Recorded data
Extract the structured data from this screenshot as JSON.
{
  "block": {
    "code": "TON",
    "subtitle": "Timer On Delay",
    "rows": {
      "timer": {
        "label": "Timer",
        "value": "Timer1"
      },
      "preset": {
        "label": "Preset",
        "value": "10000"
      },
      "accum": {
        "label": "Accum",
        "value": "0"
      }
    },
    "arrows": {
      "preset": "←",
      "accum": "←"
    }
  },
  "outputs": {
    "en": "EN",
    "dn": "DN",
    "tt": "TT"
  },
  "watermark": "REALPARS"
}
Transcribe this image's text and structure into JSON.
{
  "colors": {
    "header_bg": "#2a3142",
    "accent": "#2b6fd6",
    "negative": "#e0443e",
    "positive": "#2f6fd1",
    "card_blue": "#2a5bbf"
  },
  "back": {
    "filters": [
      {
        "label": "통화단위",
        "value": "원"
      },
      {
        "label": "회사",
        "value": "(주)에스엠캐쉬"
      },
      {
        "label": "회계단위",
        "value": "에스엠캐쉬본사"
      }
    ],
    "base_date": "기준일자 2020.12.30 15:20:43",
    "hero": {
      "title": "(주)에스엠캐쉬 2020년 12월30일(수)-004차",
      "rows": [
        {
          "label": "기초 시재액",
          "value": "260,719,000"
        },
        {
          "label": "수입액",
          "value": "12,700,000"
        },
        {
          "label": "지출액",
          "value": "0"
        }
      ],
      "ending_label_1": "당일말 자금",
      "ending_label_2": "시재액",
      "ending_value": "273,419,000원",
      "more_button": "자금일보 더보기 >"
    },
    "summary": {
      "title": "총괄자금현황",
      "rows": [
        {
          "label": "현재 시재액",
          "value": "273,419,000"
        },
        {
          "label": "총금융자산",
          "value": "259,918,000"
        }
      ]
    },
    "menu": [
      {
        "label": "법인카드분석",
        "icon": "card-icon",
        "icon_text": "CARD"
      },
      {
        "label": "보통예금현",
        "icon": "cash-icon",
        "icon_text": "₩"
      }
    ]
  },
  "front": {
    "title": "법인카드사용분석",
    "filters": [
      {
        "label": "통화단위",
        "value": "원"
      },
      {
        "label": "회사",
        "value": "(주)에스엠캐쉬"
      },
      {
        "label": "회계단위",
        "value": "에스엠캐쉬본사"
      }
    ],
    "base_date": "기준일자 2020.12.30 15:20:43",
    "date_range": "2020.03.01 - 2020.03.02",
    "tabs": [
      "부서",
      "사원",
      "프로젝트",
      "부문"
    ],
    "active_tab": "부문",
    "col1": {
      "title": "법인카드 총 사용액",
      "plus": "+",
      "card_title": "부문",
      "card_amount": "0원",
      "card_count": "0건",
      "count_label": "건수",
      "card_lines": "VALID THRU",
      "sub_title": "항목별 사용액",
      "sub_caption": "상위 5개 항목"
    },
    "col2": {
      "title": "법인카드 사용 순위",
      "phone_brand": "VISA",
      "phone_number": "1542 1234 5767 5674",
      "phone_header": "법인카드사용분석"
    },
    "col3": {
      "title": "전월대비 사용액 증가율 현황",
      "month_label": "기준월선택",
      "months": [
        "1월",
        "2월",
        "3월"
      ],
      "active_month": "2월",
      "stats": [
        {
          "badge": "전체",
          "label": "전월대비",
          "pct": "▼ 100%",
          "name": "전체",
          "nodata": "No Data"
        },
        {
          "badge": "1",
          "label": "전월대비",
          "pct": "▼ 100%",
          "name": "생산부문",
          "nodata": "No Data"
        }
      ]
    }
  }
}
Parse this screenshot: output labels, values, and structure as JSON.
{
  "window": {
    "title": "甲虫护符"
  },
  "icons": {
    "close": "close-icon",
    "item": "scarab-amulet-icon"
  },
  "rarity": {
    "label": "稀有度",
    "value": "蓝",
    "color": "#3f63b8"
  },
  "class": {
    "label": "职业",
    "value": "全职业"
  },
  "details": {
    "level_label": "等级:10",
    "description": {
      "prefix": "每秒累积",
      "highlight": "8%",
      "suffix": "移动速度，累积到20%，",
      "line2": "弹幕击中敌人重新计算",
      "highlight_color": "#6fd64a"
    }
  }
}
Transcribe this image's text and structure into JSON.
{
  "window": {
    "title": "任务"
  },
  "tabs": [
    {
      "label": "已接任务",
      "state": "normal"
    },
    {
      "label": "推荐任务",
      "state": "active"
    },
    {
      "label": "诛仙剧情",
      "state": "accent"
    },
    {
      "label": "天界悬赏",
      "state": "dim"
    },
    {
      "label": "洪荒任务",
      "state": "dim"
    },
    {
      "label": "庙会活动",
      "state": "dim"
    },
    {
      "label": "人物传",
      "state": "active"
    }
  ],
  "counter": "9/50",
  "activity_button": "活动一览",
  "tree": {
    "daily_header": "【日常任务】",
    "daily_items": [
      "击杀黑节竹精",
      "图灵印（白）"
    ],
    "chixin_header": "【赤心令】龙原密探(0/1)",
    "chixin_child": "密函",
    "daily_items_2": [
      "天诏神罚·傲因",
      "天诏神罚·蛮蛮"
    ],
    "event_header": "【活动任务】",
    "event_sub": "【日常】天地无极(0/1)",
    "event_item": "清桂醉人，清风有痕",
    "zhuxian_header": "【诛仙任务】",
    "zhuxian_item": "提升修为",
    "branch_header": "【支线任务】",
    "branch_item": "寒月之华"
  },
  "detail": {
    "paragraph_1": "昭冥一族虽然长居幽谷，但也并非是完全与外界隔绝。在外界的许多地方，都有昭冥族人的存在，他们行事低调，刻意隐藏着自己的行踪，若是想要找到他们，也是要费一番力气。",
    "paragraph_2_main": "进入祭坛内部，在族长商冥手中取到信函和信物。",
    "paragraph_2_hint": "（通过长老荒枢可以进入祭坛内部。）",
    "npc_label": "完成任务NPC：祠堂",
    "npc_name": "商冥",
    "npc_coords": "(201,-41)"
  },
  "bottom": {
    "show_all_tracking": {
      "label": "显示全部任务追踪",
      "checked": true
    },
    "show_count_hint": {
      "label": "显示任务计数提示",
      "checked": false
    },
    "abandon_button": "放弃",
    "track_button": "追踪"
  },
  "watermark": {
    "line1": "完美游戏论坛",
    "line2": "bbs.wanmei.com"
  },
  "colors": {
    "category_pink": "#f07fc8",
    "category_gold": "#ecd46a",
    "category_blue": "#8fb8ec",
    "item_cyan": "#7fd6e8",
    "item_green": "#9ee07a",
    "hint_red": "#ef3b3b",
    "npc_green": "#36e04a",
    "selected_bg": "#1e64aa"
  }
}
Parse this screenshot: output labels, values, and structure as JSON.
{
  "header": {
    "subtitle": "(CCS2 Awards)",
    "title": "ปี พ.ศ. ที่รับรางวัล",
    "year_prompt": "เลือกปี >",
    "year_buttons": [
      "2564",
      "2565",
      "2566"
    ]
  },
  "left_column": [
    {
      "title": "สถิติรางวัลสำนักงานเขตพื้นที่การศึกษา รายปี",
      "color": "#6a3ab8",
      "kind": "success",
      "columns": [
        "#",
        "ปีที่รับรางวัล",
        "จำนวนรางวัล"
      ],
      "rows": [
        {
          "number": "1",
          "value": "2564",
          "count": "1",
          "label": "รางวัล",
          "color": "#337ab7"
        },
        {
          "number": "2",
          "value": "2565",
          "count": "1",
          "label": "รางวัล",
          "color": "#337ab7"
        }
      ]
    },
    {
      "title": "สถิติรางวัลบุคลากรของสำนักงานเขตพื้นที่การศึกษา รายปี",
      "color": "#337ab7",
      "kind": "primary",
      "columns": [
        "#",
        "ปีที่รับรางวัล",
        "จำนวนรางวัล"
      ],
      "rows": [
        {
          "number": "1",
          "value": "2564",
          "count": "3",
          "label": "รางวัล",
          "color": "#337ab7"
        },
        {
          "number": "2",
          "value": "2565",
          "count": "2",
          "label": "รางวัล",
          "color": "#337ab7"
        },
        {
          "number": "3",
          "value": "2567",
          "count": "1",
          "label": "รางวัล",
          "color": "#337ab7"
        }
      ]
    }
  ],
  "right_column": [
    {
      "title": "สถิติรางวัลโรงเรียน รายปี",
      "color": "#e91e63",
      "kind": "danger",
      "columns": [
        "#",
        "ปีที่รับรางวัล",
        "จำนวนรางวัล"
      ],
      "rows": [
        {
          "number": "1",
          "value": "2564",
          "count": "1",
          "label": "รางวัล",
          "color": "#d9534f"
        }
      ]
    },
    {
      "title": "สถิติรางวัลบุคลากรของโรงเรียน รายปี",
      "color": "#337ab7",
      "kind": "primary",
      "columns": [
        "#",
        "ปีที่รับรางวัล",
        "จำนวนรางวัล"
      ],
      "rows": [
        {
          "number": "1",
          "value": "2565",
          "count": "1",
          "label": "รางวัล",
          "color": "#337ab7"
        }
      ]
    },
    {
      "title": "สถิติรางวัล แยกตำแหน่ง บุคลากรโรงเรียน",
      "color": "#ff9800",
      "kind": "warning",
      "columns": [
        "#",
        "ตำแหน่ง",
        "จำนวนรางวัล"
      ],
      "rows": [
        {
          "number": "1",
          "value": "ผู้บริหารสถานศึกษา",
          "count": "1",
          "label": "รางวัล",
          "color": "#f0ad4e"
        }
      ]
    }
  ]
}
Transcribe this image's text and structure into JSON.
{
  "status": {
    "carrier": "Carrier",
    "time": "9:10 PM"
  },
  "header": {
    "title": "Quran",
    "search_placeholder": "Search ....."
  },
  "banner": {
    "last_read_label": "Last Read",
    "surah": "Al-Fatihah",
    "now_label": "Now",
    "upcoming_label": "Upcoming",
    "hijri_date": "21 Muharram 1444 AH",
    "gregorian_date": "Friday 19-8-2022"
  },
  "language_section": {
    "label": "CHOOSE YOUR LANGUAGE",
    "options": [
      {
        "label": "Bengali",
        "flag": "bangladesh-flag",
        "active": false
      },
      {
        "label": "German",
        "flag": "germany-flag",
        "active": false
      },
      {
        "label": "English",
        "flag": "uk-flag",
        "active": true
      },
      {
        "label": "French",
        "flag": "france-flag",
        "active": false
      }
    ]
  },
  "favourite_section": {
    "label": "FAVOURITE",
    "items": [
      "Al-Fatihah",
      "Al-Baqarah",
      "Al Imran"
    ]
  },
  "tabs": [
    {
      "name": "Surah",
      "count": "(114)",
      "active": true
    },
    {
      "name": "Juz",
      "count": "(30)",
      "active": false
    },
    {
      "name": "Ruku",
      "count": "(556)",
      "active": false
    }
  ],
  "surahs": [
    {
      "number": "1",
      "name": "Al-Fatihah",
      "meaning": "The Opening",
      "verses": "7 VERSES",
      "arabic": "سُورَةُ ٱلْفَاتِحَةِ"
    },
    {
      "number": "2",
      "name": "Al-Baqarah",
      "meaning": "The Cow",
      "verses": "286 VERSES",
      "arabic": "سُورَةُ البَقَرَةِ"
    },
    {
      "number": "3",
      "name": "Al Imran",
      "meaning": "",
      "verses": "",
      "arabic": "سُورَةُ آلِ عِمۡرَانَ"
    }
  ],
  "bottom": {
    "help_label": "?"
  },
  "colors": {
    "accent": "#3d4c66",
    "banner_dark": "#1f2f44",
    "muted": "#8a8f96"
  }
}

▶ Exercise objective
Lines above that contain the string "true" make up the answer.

▶ Your solution
      "checked": true
        "active": true
      "active": true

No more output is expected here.